Brand new, modern, efficient Passport Center in Ukraine (photo by Bogdan Gandziuk)
I had heard many horror stories from expats and Ukrainians about the nightmarish Soviet-style bureaucracy involved in obtaining immigration documents. Imagine my surprise when I learned that Ukraine has just within the last month started to offer foreigners the use of their new, modernized passport centers. I was pleasantly surprised by the comfort, ease, and efficiency of the experience. There were no long miserable queues, no petty bribes, no uncaring bureaucrats. There was even a coffee bar!
Nearly two weeks ago I obtained my Ukraine type “D” visa”, which was the second to the last step to obtaining temporary residency. The final step is to apply for a temporary residence permit at the relevant Ukrainian government office, with several documents:
- Passport with “D” visa and border entry stamp
- Original Ukraine work permit
- Copies of proof of private Ukrainian health insurance policy
- Employment agreement with company which is sponsoring residency (in my case this is a Ukrainian company I formed specifically for this purpose, though to make the process easier my Ukrainian lawyer is a director)
- Residency application form
- Application fee
I had been warned to anticipate a nightmarish Soviet-style bureaucracy, in which one shuffles through multiple slow-moving queues and hopes that the unpleasant bureaucrats will be satisfied with your documents or will not be too unreasonable in demanding bribes. Imagine my surprise when I went to the Ukrainian Passport Center here in Kyiv, located in a downtown shopping mall. It was well lit, staffed with young and surprisingly pleasant workers (who spoke English!), and used a take-a-number system so there were no long hours spent holding one’s place in a line.
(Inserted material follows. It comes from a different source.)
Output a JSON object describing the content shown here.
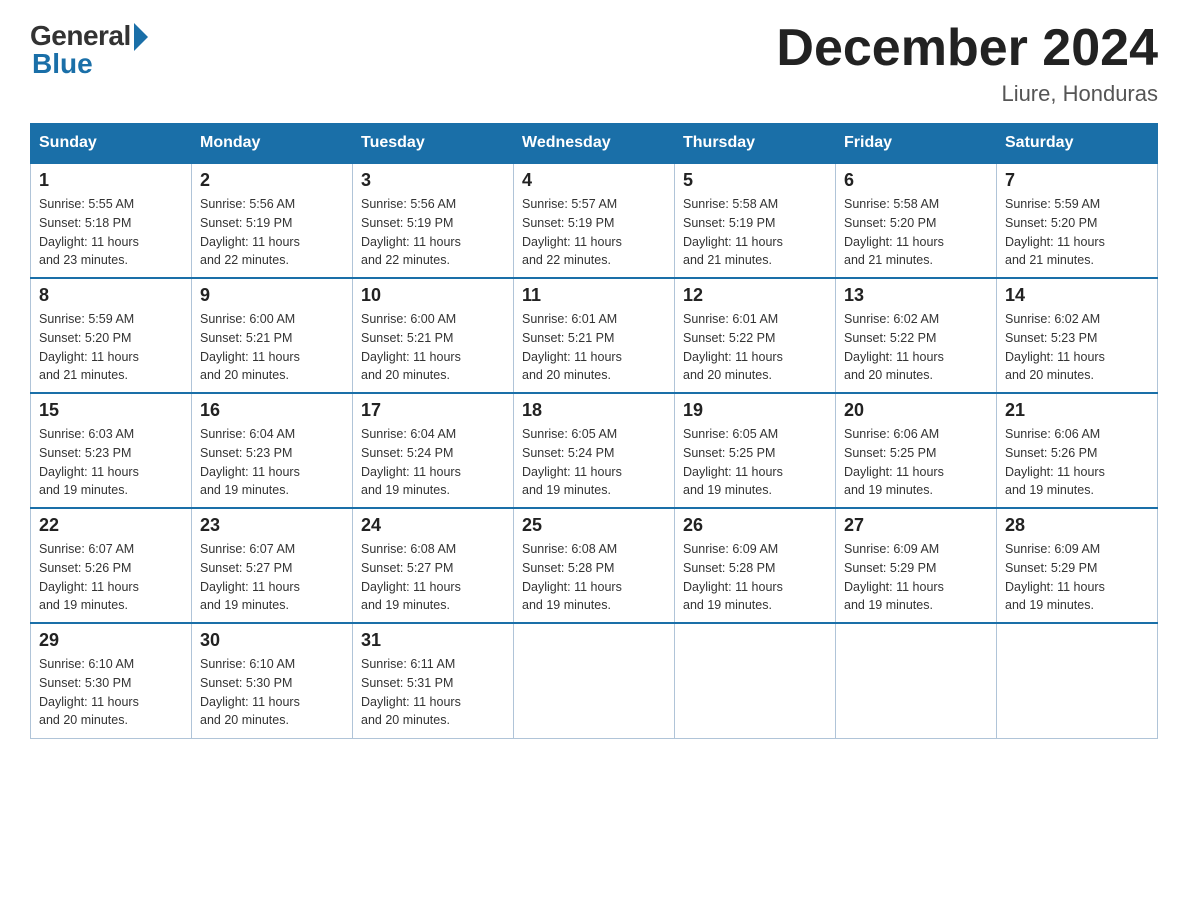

My Ukrainian lawyer even made an appointment online in advance, to minimize wait time.
As it happens, there was a mistake in my employment agreement document. Or rather, some legal terminology was not exactly to their liking. Normally this would mean yet another bureaucratic nightmare, but to my surprise the officer (a girl not more than 25; Ukraine seems to have purged much of their old civil service) gave us the office’s email address and allowed my lawyer to correct the document and email it to her, after which she printed it out for us to sign. Try doing that at a DMV in the US!
Because of this problem with the document it took about three hours to complete the process. Had the document been correct, the entire process soup to nuts would probably have been under 45 minutes. Considering that the conclusion of this process is a permit that allows a foreigner to live and work in Ukraine for three years, I’d say that’s astonishing.
Another surprise for me is that this center was overwhelmingly dealing with foreigners. Ukrainians go to this same office to get their passports issued or renewed, but there were easily 10 foreigners for every Ukrainian. But, strangely, no Europeans or Americans. As far as I could tell from the languages spoken, most of the applicants were from India, Pakistan, Arabic-speaking countries, and Africa. I’m told these groups come here because they can study in Ukraine’s top universities for much less than the alternatives, though I’m sure some of the applicants where coming here to work or start businesses. I bet this lack of Western representation won’t last. There’s just too much potential here to keep it a secret much longer.
Issuance of the permit takes up to three weeks. When it’s ready, the office will send a text message to my Ukrainian phone number, in English, and I’ll make an appointment to come back and obtain the actual permit card. Legally that is all that is required to live and work here, but in practice I will also need a Ukrainian bank account, about which more later.